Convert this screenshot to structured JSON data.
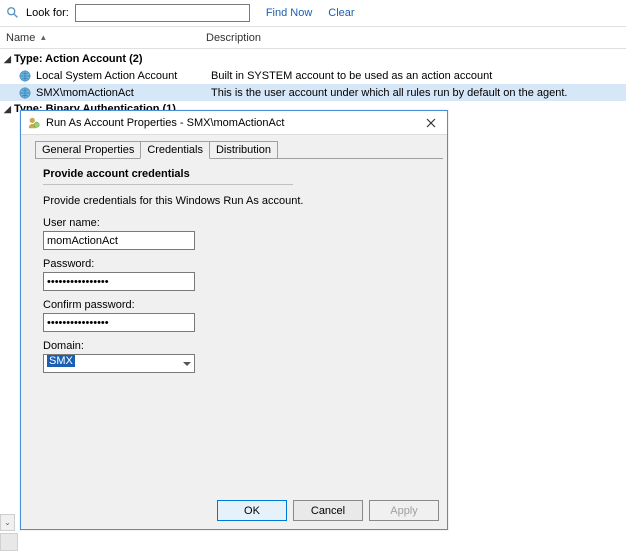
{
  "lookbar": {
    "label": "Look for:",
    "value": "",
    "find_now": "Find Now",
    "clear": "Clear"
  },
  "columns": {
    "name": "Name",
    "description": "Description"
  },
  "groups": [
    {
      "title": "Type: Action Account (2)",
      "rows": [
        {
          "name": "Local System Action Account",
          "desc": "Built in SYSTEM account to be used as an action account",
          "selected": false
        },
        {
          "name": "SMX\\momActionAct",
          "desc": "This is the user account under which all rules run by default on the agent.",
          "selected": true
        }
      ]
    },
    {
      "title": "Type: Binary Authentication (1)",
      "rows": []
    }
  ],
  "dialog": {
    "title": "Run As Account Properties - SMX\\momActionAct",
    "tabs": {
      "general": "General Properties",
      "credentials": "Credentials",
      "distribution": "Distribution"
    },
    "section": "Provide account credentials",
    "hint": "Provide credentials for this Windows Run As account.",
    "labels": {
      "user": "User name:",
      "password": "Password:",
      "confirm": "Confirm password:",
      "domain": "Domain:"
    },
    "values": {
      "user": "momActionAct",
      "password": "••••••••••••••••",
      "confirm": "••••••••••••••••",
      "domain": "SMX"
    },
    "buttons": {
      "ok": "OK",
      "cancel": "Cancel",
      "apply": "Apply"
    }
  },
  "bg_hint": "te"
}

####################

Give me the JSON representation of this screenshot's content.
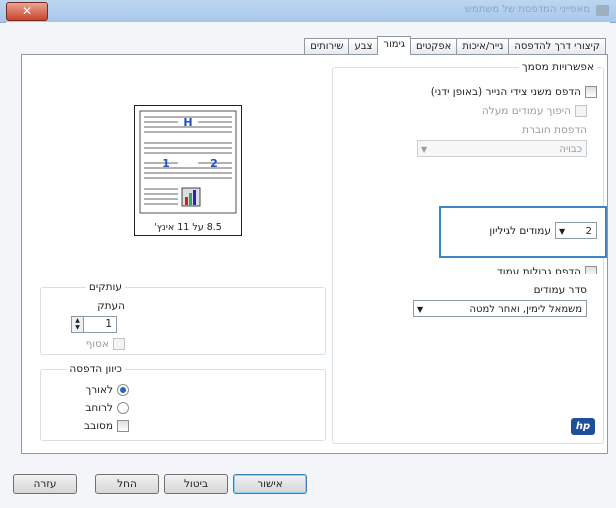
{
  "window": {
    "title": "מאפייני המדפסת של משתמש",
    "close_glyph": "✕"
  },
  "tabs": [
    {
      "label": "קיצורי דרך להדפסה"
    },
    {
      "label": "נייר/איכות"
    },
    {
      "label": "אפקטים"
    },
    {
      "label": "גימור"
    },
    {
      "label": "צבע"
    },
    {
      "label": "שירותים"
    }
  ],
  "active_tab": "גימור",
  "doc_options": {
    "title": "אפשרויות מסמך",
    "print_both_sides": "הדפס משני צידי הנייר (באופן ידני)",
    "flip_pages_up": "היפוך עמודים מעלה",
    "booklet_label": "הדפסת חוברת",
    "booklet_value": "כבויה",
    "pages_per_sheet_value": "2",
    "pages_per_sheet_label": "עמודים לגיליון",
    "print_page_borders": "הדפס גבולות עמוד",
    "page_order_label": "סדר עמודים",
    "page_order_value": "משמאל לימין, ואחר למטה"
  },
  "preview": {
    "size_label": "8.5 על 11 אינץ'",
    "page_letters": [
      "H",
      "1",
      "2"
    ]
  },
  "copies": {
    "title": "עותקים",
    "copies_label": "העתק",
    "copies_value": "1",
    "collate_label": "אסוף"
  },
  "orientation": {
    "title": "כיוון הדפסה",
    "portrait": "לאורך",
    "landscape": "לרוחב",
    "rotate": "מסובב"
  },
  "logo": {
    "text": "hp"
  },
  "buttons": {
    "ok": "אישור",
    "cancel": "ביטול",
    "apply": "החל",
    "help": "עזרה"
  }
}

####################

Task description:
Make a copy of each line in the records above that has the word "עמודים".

Output:
    "flip_pages_up": "היפוך עמודים מעלה",
    "pages_per_sheet_label": "עמודים לגיליון",
    "page_order_label": "סדר עמודים",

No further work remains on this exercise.